[Start of Attachment]

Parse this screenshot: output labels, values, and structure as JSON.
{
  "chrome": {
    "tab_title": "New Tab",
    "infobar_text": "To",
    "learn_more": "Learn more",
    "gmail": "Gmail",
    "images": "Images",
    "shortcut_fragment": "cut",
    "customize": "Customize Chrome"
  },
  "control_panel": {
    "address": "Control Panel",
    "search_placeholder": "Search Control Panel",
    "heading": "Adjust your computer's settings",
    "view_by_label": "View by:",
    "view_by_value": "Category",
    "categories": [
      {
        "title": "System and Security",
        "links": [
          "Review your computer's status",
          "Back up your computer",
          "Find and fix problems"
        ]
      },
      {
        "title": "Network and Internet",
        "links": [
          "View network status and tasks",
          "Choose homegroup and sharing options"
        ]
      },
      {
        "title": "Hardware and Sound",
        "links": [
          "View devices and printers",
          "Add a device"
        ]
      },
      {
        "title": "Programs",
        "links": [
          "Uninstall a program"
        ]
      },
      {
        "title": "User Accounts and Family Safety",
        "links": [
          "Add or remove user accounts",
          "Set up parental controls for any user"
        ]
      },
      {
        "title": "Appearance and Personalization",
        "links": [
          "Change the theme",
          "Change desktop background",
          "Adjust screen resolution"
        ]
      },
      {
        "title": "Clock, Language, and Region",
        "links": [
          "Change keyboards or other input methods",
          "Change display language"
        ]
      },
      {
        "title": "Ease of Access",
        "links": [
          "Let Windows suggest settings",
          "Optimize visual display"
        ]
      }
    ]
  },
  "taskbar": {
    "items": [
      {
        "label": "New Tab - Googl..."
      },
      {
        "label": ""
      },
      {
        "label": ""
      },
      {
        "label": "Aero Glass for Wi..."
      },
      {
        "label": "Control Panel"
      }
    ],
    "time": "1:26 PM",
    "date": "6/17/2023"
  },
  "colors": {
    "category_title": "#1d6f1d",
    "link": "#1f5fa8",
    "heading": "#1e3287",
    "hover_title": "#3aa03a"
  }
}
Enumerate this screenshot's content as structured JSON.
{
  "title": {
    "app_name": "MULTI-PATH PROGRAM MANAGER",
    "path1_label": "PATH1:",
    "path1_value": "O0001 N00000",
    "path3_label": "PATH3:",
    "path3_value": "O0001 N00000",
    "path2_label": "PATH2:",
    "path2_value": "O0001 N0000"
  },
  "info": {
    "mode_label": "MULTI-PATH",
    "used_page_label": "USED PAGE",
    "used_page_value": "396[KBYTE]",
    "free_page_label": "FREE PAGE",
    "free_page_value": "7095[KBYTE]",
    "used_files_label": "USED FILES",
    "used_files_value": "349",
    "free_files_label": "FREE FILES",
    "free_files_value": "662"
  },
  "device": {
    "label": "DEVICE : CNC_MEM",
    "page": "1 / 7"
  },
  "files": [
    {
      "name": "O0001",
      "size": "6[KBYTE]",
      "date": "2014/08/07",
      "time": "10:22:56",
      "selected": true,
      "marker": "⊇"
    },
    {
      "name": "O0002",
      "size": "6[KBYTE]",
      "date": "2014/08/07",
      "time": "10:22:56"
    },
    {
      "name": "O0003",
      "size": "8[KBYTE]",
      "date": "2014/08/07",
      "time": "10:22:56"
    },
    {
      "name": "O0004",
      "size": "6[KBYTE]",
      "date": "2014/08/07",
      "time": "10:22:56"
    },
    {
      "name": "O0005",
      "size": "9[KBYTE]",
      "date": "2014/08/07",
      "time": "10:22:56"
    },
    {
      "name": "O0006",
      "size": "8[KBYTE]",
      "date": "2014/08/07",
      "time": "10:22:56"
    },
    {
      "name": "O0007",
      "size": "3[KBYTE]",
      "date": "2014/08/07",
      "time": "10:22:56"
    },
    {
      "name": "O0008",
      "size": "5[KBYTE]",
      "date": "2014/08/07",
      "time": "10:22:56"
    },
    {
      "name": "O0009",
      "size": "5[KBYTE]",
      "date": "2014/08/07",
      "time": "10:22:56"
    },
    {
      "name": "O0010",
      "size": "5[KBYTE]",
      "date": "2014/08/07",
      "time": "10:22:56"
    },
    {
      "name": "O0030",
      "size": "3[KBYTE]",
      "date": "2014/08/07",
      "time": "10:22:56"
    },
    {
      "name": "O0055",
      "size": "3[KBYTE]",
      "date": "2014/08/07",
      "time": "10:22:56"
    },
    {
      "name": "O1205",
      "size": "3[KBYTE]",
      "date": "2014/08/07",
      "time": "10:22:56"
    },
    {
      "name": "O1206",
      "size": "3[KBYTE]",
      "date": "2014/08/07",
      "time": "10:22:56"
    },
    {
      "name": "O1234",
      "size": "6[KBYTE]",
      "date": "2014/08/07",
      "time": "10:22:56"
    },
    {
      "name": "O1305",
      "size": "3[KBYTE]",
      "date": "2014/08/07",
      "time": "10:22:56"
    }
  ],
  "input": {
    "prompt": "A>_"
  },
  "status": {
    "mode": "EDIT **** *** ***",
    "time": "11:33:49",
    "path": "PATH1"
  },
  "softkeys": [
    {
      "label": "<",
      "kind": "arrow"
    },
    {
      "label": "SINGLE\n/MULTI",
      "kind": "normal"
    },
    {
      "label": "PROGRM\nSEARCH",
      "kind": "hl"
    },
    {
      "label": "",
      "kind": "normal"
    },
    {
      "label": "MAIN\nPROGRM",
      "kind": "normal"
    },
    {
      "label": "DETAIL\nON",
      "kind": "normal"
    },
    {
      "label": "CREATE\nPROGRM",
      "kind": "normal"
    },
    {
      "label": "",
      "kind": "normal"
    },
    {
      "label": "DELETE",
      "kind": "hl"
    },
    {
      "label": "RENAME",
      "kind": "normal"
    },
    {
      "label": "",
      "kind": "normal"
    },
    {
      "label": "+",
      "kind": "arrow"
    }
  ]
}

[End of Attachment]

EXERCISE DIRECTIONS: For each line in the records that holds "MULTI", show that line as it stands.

PROBLEM SOLUTION:
    "app_name": "MULTI-PATH PROGRAM MANAGER",
    "mode_label": "MULTI-PATH",
      "label": "SINGLE\n/MULTI",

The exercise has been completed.